- About COMU
- Board Appointments
- Ownership Framework
Page updated 20 Nov 2010
This section provides information on the monitoring environment for entities that are required to operate as successful businesses or have some commercial imperatives, and the role of the Crown Monitoring Ownership Unit (COMU) within that monitoring environment.
Where the Crown holds shares in companies it does not fully own, monitoring still takes place but varies according to Ministers’ shareholder rights. The frameworks for companies the Crown has shares in, but does not fully own, are not covered in this section.
Ministers are responsible to the House of Representatives for overseeing and managing the Crown’s interests in, and relationships with, the various entities that fall within Ministers’ portfolios. Boards are the primary monitor of an entity’s performance and governance and are accountable to one or more Ministers for those functions. Notwithstanding the different establishment frameworks of entities, the frameworks all provide for the participation of Ministers (with differing rights and restrictions) in strategy setting, requesting information and monitoring the performance of each entity. Entities also operate within a wider system of accountability and scrutiny as shown in Diagram 1 below.
As shown in Diagram 1, there are many individuals and organisations who can scrutinise entity performance. While the board has access to all the performance information, all the other parties have access to differing aspects of performance information - some private, some public. Diagram 2 shows, broadly, who has access to what type of information.
COMU as Ministers’ Appointed Monitoring Agent
The roles of Shareholding and/or Responsible Minister(s) place heavy demands on Ministers. These demands can be eased by giving Ministers access to advisors with an understanding of the key issues at the strategic, public policy and entity level, and who can support the Minister in making board appointments. This role is mostly filled by departments who, in this particular role, are called the monitoring department. The monitoring department provides advice on entity performance which enables the Minister(s) to hold the boards of the entities accountable. There can be more than one monitoring department, although this is not the norm.
COMU is the monitoring department for government entities that are operating as companies, some government entities that have commercial imperatives, and some companies where the Crown holds some shares.
Diagram 3 shows where COMU fits in relation to the Minister(s) and the government entities.
COMU’s Operating Principles
Guiding COMU’s work are seven operating principles. These principles are:
- Our key engagements are with entity boards.
- We prioritise our monitoring efforts in relation to the performance issues and risks within each entity.
- We bring a portfolio perspective to our monitoring to ensure that the Crown's balance sheet is fit-for-purpose.
- We provide independent analysis, commentary and judgements to Ministers.
- We provide performance information to the public through our website.
- We monitor international corporate governance changes and adjust our procedures as appropriate.

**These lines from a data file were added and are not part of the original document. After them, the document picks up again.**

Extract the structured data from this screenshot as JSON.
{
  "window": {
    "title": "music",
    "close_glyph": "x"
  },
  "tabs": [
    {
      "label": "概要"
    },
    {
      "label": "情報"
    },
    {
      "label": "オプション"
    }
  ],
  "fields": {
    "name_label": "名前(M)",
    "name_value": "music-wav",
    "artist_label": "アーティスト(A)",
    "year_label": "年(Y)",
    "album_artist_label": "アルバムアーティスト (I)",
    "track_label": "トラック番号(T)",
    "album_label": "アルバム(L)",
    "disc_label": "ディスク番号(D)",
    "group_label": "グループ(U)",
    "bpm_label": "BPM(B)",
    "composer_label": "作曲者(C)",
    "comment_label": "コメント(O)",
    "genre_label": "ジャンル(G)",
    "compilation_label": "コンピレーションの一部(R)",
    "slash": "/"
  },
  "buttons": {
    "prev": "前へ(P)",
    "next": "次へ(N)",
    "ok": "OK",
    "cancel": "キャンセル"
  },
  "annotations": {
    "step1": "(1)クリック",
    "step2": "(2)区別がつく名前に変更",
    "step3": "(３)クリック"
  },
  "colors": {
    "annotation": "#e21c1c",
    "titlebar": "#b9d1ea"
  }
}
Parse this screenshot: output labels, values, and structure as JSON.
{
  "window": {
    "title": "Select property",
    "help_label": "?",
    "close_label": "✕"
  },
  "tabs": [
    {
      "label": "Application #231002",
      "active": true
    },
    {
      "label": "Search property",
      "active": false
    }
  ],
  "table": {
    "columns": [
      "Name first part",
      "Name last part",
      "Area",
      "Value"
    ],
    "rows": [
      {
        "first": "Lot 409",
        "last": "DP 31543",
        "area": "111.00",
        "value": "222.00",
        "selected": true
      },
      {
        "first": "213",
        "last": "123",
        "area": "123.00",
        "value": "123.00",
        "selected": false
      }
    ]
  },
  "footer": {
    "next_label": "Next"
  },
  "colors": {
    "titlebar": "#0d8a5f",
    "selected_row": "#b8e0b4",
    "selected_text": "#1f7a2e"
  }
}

- We share our knowledge with other government agencies undertaking monitoring roles, both in New Zealand and internationally.
For details of COMU’s monitoring approach, refer to Improving the Effectiveness of COMU’s Monitoring (176 KB). Over time, COMU intends to make available additional information on how we undertake the various aspects of our monitoring, appointments and governance roles.